▶ _Brief_:
Go through the data and retrieve each line that includes the string "title".

▶ _Provided material_:
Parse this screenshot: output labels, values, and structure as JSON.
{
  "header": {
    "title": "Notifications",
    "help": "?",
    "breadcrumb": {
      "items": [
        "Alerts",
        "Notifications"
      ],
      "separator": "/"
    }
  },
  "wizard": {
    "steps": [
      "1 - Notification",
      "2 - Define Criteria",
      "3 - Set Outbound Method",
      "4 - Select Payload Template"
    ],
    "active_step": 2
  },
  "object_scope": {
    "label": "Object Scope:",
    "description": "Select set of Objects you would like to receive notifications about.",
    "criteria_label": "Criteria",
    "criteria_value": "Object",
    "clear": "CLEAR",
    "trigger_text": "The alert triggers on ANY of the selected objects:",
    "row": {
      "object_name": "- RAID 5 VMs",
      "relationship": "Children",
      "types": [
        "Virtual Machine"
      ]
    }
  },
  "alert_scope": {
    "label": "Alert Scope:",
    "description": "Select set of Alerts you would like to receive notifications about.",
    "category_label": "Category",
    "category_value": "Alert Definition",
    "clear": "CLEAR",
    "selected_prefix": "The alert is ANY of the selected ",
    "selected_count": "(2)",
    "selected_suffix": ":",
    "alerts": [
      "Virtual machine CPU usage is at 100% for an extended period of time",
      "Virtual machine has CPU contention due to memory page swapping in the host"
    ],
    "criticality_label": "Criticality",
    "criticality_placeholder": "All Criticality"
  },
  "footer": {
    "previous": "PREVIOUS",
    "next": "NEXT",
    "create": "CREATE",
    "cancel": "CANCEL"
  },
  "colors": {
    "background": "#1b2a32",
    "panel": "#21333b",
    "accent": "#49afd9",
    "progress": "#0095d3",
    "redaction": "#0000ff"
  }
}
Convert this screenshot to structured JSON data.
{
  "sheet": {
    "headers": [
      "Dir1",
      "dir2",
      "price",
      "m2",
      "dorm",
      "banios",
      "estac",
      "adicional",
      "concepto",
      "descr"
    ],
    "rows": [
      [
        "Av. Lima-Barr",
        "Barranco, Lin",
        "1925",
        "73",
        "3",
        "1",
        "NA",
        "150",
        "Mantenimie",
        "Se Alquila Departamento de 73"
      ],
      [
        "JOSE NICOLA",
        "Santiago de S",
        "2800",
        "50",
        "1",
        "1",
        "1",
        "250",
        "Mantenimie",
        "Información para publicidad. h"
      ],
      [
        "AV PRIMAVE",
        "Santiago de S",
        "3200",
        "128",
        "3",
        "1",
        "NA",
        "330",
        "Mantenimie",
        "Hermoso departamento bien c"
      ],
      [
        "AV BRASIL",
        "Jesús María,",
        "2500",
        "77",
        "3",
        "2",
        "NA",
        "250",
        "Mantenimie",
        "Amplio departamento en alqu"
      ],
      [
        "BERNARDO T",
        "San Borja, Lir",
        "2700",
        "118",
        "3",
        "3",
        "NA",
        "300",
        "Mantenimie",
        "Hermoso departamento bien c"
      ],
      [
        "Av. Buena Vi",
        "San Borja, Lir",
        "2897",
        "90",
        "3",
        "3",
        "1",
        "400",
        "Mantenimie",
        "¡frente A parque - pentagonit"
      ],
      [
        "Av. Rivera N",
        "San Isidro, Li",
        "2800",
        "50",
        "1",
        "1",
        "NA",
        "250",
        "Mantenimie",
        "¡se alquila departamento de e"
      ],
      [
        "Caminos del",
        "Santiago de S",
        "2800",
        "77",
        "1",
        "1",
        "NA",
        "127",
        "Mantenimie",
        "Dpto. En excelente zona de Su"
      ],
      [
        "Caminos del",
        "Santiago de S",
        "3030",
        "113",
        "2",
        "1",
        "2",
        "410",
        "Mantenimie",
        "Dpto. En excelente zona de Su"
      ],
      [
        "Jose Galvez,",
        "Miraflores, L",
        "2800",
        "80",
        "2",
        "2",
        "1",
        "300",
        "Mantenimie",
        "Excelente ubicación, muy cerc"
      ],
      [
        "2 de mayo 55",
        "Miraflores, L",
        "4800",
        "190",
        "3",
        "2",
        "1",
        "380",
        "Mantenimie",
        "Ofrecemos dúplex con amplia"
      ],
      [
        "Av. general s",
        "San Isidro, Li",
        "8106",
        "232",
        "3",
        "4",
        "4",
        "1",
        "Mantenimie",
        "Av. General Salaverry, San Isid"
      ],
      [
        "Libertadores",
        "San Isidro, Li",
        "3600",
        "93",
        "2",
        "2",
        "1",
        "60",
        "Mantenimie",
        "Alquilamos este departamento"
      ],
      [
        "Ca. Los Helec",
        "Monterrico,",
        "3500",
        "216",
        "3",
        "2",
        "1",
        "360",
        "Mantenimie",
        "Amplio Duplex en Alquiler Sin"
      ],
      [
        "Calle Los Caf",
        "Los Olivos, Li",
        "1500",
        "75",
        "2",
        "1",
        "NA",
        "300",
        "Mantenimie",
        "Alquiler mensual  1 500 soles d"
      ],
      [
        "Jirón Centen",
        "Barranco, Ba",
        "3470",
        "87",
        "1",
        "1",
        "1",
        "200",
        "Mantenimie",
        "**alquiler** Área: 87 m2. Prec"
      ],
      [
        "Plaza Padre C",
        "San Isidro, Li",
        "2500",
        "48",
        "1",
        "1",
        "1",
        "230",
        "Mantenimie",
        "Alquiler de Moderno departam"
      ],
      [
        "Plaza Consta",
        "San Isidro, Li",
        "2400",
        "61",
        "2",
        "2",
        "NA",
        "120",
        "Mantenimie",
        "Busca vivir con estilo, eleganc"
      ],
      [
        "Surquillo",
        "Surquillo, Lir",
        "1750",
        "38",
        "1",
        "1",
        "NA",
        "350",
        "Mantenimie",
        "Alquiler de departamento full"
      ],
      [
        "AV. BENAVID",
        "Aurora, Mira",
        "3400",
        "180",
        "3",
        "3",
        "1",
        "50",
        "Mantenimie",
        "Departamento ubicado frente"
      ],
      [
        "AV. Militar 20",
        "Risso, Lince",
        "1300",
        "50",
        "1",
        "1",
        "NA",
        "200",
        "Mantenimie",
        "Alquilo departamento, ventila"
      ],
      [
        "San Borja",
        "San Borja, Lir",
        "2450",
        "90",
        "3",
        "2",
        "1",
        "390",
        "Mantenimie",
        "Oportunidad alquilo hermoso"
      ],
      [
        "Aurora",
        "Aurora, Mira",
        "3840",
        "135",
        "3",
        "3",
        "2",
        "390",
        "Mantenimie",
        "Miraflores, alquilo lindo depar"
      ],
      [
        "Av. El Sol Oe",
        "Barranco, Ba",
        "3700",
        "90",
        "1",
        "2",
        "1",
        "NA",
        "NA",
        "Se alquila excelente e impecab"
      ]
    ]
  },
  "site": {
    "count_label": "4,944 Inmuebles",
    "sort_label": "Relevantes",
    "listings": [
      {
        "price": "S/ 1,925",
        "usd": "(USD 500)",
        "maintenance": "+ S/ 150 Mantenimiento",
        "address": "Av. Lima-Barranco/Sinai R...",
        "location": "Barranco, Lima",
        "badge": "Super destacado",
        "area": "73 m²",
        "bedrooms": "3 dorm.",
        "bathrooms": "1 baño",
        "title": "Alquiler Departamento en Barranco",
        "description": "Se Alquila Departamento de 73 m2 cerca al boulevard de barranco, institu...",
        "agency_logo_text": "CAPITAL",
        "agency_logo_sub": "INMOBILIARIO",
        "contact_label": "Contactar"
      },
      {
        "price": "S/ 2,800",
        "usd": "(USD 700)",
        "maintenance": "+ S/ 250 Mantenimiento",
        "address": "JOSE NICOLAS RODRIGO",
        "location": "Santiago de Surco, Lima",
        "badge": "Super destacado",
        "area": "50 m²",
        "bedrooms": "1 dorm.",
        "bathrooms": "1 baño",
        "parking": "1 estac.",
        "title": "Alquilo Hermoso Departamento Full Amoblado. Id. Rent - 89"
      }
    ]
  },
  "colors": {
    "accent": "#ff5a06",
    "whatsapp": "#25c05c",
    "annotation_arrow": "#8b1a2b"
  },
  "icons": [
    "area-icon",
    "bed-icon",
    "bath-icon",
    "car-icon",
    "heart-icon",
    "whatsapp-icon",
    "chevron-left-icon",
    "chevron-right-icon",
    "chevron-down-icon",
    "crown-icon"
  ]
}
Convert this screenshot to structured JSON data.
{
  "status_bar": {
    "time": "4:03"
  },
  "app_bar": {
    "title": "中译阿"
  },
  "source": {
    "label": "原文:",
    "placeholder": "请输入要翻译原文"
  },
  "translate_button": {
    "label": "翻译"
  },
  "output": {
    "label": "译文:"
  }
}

▶ _Your solution_:
    "title": "Notifications",
        "title": "Alquiler Departamento en Barranco",
        "title": "Alquilo Hermoso Departamento Full Amoblado. Id. Rent - 89"
    "title": "中译阿"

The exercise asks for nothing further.